Exercise requirements
Search through the entries for the word "Mariusz" and copy every line that has it.

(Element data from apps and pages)
┏━━

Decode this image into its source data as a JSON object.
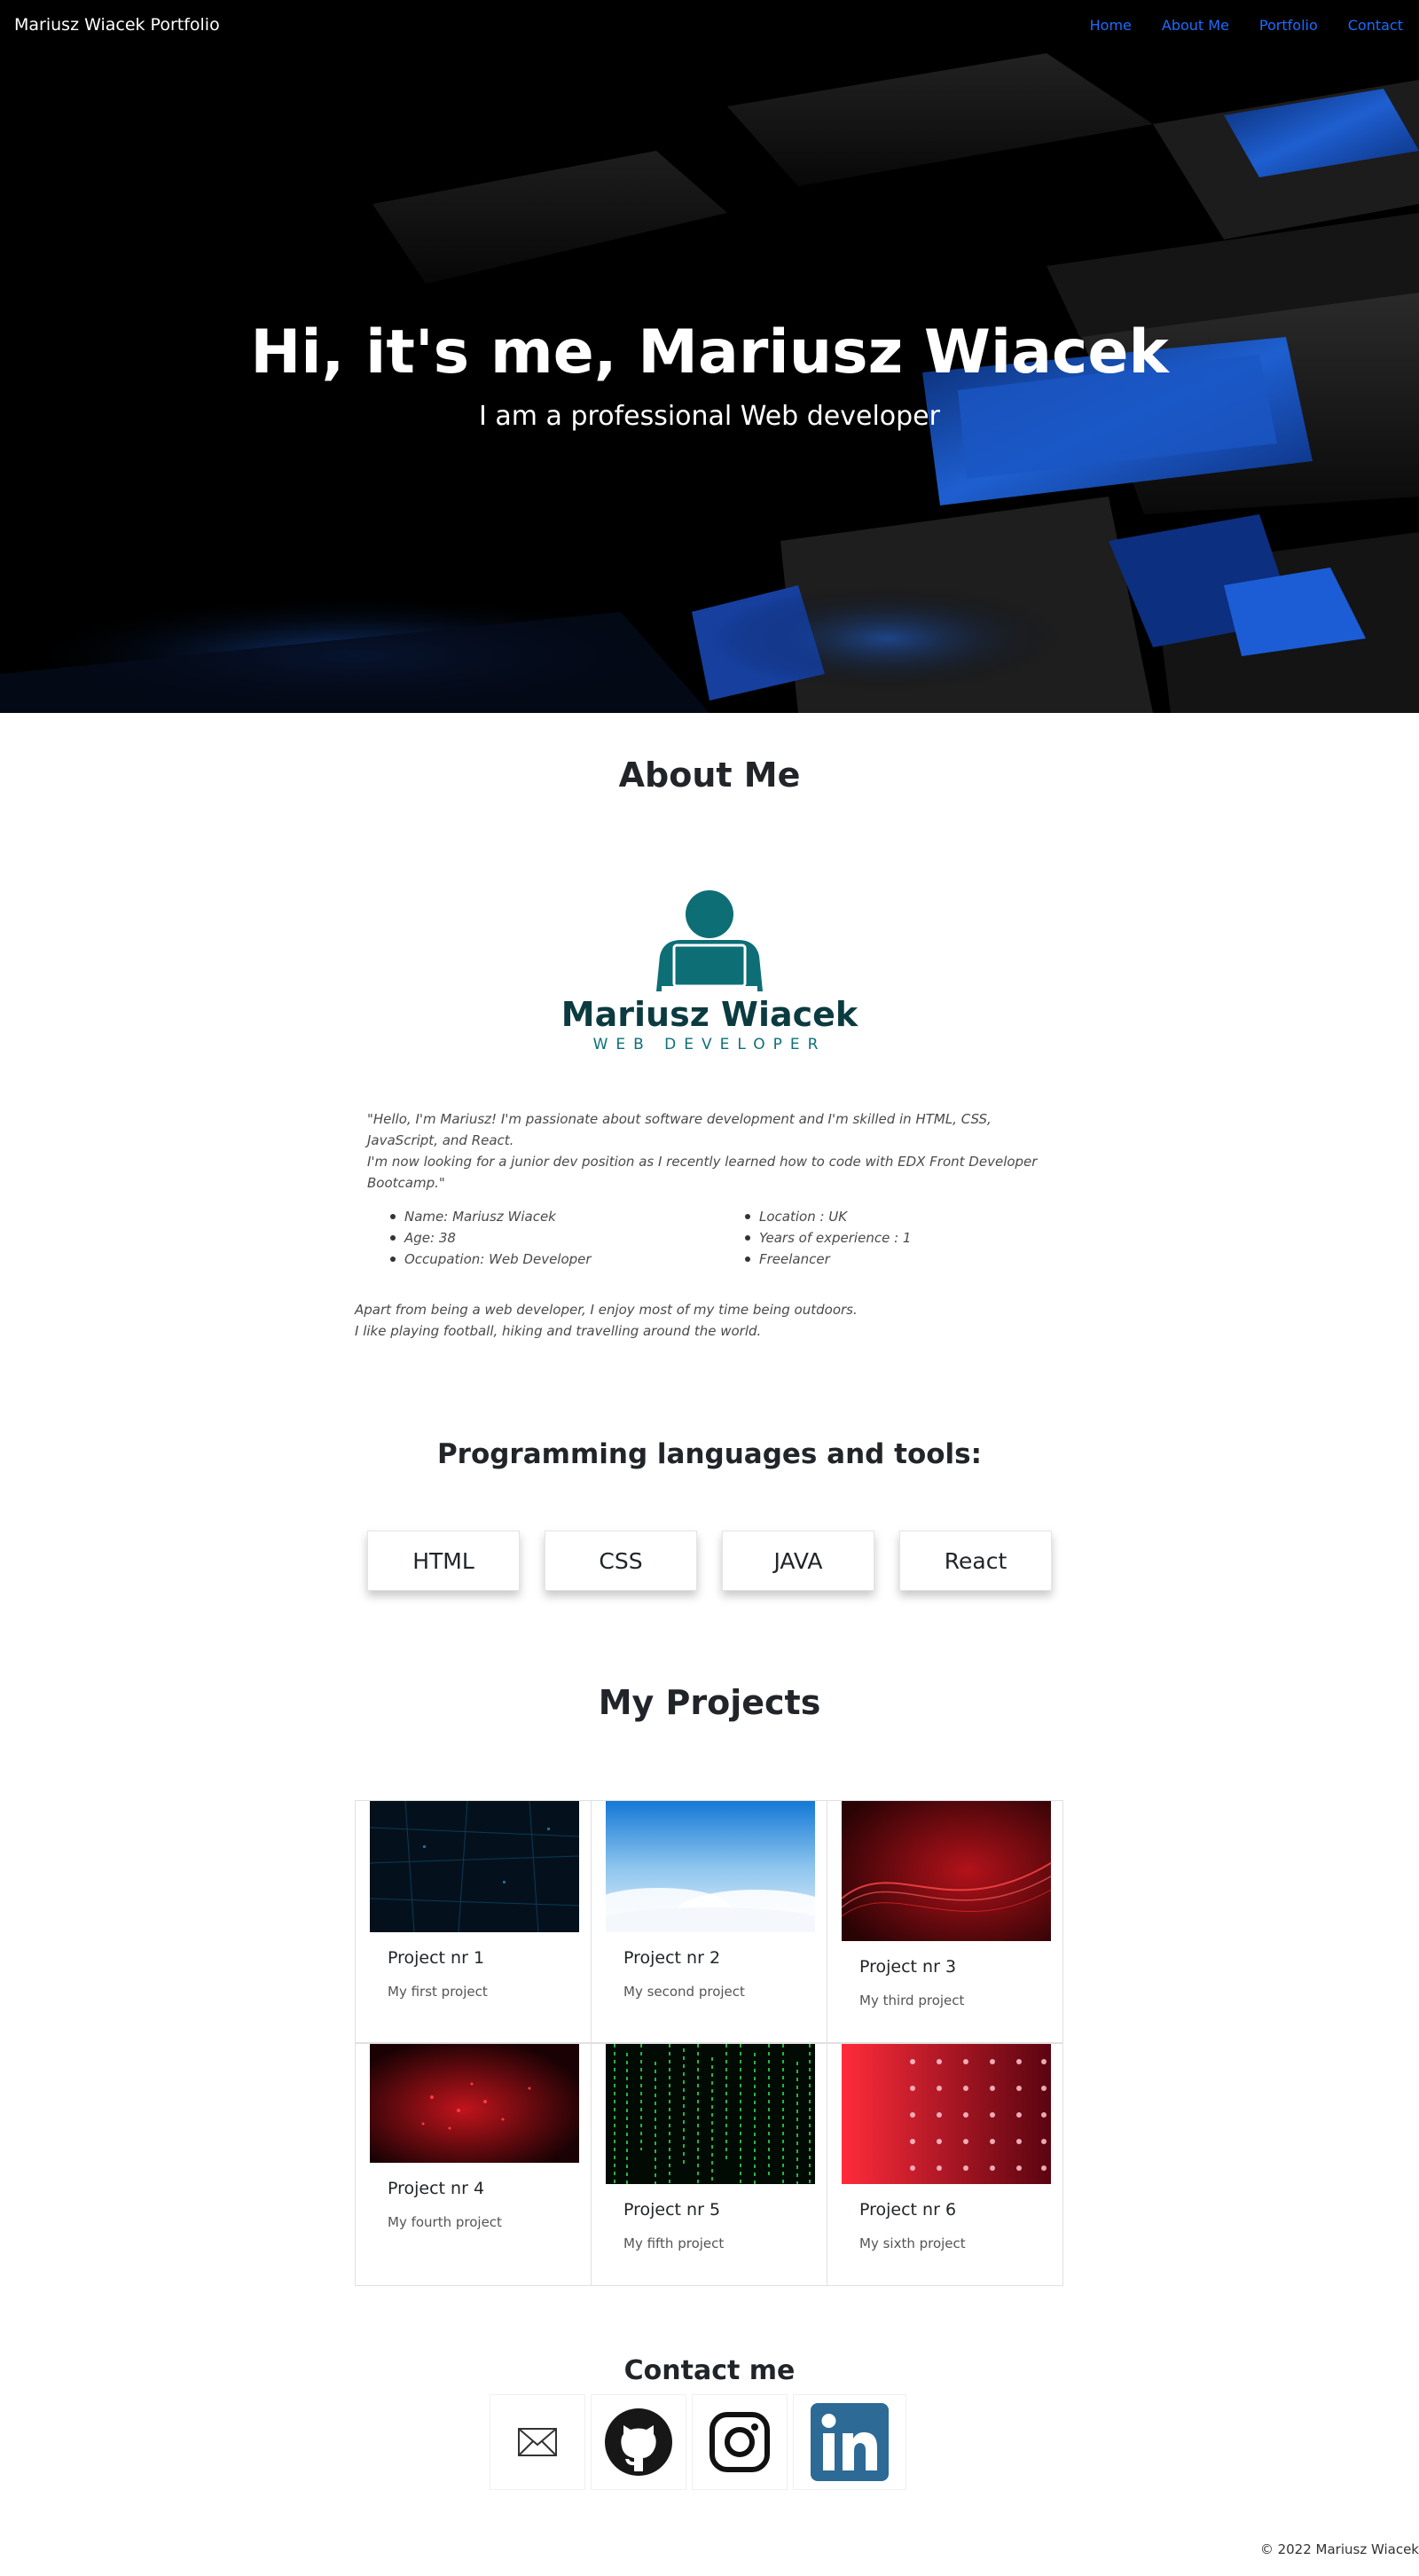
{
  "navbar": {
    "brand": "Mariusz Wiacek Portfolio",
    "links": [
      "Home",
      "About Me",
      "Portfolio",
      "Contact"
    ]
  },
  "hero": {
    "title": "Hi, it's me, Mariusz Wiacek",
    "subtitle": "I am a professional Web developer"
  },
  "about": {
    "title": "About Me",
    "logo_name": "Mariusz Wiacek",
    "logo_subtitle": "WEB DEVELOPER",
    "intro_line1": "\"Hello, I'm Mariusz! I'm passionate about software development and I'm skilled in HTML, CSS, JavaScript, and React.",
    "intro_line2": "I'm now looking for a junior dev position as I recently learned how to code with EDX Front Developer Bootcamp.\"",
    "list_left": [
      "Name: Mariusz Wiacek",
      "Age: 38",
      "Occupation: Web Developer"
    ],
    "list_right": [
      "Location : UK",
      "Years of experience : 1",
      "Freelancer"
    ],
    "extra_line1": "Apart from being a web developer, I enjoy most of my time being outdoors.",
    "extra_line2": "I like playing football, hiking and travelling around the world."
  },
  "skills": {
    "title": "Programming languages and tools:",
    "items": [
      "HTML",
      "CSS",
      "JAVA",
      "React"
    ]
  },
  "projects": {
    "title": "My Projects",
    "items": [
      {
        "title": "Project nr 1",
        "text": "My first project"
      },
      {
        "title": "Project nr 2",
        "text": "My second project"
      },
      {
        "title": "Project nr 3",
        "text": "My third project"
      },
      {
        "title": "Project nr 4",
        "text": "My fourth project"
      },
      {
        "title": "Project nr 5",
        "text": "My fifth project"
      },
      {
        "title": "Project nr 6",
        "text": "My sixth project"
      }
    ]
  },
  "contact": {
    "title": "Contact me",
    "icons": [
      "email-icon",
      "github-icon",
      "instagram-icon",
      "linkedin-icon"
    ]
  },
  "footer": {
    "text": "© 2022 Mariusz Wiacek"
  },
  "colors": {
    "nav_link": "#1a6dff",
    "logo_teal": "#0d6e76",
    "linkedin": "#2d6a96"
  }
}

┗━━
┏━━

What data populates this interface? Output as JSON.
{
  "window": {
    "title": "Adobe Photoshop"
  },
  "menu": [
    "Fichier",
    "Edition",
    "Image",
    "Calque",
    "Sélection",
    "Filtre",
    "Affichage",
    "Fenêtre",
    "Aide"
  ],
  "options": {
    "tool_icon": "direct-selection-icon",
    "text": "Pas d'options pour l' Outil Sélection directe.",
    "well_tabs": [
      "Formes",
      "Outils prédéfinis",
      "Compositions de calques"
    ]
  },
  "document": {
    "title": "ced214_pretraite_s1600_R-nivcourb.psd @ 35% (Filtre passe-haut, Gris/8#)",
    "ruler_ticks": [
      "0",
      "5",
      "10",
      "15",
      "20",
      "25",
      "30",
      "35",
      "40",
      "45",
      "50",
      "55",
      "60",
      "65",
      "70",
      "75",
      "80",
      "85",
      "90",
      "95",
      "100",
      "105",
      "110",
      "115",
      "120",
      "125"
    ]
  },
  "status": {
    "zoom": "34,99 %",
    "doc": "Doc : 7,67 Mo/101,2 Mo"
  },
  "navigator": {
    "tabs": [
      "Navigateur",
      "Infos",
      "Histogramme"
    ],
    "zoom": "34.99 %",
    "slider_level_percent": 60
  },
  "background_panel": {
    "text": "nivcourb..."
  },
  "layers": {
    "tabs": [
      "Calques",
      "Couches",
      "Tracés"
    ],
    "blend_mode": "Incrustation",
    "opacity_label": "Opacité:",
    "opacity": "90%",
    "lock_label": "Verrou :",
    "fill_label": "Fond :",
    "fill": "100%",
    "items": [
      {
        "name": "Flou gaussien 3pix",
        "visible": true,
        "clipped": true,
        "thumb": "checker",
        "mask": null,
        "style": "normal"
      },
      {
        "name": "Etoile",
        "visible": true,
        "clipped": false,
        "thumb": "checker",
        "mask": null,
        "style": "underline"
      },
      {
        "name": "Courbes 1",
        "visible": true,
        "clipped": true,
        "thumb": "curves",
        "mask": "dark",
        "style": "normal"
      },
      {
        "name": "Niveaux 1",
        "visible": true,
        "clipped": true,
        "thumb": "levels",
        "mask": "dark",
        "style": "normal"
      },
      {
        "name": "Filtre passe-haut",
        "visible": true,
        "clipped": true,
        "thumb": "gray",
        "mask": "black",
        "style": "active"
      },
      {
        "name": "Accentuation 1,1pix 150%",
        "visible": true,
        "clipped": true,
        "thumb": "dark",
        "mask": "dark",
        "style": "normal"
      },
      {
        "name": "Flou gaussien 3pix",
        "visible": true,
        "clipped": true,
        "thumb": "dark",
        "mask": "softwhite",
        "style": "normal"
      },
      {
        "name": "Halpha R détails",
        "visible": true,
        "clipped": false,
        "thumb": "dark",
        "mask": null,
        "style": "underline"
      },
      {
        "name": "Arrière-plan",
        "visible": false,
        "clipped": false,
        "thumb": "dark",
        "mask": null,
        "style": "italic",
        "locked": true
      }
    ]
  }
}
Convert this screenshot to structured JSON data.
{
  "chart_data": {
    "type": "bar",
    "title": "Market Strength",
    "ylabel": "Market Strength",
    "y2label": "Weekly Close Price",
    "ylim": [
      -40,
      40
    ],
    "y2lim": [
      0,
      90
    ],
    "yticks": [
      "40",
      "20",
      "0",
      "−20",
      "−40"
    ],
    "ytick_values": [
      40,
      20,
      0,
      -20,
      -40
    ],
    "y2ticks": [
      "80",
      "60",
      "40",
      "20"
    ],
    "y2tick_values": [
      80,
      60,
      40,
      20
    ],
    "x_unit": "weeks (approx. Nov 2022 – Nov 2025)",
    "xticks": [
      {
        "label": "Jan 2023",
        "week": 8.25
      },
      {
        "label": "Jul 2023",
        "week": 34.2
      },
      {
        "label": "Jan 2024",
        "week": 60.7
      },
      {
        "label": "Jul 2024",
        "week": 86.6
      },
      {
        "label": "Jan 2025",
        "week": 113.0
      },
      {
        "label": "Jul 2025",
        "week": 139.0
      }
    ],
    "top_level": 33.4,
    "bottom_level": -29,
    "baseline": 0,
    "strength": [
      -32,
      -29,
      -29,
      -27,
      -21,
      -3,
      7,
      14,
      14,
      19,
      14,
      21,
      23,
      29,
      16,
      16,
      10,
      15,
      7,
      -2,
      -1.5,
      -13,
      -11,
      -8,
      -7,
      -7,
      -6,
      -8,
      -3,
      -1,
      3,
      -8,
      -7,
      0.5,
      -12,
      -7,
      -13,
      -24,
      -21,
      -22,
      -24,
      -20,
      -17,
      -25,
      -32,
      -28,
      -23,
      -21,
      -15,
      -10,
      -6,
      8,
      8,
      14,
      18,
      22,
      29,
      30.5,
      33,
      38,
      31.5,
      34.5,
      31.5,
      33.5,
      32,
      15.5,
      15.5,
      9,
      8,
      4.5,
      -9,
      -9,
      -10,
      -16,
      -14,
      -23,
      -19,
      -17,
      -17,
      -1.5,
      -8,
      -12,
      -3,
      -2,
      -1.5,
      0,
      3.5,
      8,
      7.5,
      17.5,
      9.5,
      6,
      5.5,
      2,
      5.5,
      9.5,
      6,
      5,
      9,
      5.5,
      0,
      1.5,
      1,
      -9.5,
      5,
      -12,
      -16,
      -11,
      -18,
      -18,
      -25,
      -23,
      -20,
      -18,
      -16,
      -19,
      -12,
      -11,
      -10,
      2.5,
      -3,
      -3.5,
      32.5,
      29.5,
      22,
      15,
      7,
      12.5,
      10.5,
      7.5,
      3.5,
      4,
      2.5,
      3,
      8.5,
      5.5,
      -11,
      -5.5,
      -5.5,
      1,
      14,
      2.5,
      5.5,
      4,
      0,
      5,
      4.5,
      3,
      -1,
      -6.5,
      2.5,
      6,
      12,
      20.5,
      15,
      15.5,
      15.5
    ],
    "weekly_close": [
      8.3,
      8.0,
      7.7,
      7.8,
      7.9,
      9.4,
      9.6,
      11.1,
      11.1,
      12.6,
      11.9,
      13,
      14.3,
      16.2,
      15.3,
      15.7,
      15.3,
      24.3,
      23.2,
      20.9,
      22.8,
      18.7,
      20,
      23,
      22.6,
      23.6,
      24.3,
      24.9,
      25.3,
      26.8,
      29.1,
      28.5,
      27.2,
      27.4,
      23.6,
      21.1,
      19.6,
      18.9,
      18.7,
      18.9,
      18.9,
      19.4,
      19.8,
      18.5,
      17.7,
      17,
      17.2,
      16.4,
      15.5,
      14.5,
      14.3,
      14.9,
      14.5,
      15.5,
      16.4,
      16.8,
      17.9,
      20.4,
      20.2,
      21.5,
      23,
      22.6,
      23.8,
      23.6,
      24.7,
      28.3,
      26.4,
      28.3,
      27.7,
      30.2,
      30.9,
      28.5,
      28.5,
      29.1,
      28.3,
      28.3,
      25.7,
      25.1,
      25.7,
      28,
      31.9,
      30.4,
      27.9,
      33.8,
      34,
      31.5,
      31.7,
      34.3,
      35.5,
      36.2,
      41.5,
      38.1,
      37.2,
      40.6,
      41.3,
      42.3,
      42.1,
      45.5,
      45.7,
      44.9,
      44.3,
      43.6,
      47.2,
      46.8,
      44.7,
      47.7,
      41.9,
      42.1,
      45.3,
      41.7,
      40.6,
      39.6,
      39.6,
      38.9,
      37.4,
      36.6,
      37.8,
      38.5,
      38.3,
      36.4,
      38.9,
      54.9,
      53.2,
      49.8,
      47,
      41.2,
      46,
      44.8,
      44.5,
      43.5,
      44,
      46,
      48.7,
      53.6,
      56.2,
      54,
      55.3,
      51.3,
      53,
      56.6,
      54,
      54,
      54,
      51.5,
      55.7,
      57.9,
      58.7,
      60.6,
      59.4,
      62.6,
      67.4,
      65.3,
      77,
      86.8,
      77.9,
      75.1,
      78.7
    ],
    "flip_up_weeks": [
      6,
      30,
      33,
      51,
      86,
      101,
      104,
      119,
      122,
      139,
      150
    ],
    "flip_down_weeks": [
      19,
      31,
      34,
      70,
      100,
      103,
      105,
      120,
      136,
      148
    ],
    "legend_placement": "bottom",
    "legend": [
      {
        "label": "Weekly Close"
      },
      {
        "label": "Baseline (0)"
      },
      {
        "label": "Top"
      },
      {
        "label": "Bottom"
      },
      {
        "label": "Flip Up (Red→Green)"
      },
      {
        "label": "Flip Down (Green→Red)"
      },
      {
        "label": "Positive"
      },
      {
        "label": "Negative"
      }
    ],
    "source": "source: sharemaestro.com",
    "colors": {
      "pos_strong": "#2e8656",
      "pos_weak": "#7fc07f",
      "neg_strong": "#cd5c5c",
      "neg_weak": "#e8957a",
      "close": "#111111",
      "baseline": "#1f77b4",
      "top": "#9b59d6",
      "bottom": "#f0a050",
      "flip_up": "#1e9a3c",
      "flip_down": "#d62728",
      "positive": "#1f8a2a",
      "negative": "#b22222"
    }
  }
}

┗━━

Answer space
    "brand": "Mariusz Wiacek Portfolio",
    "title": "Hi, it's me, Mariusz Wiacek",
    "logo_name": "Mariusz Wiacek",
    "intro_line1": "\"Hello, I'm Mariusz! I'm passionate about software development and I'm skilled in HTML, CSS, JavaScript, and React.",
      "Name: Mariusz Wiacek",
    "text": "© 2022 Mariusz Wiacek"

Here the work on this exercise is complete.